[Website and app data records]
···
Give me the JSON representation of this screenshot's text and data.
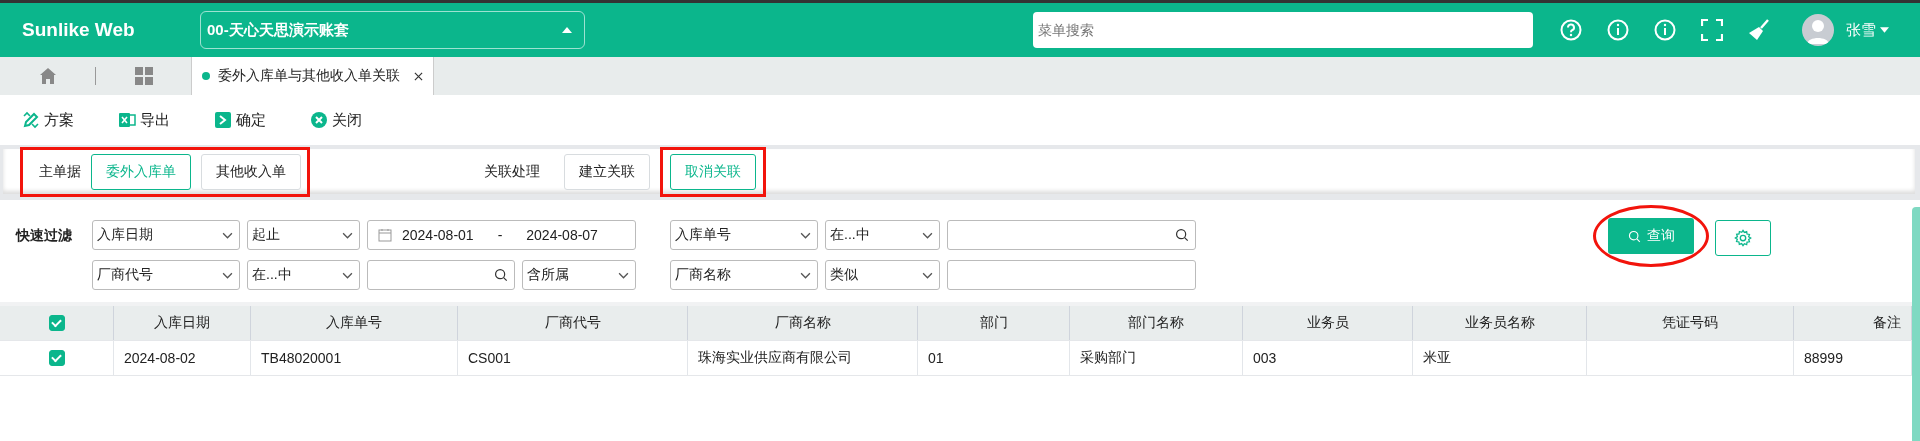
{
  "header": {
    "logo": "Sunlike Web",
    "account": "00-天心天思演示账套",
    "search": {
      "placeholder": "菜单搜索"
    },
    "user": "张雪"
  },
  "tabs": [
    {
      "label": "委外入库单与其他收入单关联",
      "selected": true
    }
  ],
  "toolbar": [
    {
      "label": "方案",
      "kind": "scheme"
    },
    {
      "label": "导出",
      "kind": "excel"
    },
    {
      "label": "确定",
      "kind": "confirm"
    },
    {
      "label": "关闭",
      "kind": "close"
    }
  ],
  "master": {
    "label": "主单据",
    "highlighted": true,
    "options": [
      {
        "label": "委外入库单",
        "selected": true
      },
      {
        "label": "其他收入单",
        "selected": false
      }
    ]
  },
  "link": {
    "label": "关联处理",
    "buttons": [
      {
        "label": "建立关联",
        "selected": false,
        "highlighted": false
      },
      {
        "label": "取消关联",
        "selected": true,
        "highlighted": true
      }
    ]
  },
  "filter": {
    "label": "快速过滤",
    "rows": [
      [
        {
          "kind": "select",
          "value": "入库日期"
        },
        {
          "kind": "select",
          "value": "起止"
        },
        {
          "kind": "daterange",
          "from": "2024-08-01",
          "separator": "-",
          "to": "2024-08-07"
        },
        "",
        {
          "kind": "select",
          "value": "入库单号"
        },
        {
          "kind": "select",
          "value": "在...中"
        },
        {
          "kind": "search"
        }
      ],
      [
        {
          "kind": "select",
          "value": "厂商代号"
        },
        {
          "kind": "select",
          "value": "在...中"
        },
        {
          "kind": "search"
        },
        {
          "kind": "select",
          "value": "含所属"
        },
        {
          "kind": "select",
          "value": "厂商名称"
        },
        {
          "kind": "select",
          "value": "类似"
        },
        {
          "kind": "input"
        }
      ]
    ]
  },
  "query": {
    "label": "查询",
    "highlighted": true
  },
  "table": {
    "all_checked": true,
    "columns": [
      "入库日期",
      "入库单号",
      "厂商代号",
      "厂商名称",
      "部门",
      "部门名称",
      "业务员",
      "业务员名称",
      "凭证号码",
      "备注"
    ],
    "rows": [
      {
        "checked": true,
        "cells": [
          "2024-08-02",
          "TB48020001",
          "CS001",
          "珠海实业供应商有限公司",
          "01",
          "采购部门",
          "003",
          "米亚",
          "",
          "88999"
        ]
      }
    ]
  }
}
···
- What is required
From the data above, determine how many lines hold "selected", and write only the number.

- Completed task
5